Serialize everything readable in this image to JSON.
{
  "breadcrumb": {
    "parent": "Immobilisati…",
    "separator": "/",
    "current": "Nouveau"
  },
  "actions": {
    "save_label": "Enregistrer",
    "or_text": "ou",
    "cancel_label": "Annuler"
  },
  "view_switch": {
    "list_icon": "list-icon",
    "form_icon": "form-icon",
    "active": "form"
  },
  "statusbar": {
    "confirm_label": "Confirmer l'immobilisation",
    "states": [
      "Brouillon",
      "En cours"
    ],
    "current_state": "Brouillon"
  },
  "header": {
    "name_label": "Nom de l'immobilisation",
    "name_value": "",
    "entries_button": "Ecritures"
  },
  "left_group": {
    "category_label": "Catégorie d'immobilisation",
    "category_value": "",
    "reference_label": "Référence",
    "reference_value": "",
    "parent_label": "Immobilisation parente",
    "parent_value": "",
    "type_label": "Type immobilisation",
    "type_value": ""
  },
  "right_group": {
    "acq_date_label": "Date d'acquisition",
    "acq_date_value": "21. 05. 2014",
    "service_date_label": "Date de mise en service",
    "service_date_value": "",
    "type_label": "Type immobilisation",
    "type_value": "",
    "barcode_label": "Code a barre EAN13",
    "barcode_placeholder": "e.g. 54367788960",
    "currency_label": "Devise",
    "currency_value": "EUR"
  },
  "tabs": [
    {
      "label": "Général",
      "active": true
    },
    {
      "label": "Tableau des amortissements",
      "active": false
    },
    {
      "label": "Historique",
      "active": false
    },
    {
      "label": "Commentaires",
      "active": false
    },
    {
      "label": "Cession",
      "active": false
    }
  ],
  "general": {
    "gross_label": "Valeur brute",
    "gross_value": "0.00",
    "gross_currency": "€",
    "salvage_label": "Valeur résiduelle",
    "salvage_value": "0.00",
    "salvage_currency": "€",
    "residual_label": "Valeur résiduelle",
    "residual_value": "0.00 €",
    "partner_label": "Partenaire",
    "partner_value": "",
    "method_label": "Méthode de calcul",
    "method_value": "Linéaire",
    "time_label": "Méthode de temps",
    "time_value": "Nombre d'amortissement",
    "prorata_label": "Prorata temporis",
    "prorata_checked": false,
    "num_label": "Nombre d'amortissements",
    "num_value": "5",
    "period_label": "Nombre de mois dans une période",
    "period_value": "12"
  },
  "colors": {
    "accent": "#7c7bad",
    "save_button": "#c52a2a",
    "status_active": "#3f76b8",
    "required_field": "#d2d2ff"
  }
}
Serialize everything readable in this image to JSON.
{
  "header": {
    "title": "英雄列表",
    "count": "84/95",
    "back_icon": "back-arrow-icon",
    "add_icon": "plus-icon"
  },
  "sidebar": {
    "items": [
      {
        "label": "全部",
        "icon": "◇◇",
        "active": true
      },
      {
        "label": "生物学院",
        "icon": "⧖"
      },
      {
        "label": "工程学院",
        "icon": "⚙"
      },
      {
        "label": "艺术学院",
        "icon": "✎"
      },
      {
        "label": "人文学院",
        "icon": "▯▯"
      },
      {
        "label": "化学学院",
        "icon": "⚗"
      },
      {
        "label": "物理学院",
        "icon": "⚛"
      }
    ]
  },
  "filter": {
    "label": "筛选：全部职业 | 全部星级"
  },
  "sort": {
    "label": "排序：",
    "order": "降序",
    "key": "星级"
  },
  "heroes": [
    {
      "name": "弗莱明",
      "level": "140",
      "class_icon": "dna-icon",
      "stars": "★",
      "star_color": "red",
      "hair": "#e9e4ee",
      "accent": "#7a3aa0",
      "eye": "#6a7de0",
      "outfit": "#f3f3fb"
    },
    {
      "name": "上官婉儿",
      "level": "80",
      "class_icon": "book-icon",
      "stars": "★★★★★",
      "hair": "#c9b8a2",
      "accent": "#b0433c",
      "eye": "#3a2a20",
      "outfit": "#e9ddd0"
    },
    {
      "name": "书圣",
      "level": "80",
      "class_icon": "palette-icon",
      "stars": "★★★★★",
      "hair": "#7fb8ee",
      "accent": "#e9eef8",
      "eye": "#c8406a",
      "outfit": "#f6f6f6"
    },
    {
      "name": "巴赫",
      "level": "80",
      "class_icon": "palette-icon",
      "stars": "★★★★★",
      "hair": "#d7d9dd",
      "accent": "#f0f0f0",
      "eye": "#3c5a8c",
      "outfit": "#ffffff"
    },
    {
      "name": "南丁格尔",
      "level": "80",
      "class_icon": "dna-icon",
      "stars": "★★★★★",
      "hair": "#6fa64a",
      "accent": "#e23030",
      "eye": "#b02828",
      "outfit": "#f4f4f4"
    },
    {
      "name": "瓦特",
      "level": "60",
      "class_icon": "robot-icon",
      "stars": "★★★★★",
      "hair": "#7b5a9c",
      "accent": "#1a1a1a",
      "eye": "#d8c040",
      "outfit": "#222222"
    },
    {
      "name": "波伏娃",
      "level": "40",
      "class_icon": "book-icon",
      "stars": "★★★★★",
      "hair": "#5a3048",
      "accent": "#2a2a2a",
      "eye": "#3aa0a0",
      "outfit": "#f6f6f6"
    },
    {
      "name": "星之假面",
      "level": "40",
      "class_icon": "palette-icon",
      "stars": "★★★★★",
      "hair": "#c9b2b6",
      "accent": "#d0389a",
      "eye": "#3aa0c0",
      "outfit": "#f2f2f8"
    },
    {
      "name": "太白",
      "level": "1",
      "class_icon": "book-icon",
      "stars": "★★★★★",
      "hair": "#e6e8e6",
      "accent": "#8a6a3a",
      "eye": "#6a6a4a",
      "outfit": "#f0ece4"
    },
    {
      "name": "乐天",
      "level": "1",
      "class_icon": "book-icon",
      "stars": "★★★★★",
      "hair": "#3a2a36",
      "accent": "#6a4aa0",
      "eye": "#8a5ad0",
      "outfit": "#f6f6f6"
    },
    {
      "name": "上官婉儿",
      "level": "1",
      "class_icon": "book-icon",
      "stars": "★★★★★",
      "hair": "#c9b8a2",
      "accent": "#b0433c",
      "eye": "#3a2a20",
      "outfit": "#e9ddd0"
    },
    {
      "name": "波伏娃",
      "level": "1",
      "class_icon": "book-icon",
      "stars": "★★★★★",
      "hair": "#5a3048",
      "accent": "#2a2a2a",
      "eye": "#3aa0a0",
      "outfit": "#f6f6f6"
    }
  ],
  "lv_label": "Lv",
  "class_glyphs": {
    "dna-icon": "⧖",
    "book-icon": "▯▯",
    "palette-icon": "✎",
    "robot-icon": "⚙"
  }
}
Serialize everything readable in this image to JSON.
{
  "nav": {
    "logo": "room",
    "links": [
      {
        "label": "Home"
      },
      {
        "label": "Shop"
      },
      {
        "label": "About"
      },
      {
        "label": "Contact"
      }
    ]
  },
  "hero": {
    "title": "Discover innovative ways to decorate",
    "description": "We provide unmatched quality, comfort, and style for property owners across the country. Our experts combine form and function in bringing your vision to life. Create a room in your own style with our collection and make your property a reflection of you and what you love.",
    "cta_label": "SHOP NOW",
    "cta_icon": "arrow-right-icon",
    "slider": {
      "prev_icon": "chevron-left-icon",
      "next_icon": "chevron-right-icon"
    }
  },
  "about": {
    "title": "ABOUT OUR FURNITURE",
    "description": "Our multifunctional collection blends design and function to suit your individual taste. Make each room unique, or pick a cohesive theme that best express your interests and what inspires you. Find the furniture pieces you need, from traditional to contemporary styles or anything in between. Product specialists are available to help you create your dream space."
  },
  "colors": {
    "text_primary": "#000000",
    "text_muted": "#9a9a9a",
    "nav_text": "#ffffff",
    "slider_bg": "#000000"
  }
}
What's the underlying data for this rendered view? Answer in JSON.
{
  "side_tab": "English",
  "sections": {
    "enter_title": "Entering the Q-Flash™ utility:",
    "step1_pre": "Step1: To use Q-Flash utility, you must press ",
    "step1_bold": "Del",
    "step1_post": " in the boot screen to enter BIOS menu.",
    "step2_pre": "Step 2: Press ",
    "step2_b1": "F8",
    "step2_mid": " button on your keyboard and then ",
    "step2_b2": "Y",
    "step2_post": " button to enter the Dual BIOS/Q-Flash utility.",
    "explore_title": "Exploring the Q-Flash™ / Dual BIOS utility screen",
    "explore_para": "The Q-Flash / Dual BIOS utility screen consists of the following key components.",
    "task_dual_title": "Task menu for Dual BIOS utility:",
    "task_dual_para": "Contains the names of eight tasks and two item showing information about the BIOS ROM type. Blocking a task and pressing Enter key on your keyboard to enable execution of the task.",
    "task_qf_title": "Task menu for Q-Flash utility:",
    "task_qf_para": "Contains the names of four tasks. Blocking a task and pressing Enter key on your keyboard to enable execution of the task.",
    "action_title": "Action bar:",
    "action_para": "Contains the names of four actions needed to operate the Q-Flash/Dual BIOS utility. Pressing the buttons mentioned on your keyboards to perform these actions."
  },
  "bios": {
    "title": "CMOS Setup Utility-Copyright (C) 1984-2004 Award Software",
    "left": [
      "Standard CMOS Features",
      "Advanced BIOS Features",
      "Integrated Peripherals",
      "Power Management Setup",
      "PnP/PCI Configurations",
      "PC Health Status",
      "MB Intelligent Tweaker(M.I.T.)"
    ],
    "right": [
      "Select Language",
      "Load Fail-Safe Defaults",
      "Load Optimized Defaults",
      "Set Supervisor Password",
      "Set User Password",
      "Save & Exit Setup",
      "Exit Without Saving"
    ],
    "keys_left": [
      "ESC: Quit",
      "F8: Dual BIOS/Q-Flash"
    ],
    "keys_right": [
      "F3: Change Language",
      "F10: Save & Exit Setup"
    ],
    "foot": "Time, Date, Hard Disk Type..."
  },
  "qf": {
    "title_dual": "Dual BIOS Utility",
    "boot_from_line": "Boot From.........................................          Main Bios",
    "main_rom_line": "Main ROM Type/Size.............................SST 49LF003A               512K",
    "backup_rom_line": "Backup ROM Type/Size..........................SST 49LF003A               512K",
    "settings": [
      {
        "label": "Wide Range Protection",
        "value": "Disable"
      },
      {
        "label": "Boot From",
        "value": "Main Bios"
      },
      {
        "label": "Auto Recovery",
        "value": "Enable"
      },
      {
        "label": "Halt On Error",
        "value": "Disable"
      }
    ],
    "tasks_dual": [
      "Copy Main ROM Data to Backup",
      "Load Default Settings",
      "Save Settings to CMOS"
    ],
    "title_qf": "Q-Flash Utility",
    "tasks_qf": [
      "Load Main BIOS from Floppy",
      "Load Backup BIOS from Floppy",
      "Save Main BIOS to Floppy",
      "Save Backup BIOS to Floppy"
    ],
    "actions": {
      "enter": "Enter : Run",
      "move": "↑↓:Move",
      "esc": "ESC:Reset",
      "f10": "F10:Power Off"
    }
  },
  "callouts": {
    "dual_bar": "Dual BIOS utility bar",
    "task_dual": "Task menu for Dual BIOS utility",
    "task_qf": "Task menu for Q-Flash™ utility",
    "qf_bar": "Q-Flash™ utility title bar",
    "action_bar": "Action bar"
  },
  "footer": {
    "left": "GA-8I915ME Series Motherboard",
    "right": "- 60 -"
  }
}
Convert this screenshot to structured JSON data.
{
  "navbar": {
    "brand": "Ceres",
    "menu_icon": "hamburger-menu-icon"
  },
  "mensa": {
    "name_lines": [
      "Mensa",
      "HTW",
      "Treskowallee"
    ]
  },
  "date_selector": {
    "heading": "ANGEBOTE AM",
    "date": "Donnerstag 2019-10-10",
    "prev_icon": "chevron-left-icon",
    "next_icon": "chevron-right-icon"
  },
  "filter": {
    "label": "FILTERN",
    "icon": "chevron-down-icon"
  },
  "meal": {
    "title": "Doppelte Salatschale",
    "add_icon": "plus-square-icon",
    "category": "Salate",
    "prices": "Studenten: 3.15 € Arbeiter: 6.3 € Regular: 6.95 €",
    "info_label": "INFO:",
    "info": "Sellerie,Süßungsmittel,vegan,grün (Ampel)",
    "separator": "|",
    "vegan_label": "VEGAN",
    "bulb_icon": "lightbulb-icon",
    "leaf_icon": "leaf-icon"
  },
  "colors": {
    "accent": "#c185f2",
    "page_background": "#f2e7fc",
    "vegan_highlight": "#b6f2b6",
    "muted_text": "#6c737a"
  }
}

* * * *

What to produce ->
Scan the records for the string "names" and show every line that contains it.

Answer section ->
    "task_dual_para": "Contains the names of eight tasks and two item showing information about the BIOS ROM type. Blocking a task and pressing Enter key on your keyboard to enable execution of the task.",
    "task_qf_para": "Contains the names of four tasks. Blocking a task and pressing Enter key on your keyboard to enable execution of the task.",
    "action_para": "Contains the names of four actions needed to operate the Q-Flash/Dual BIOS utility. Pressing the buttons mentioned on your keyboards to perform these actions."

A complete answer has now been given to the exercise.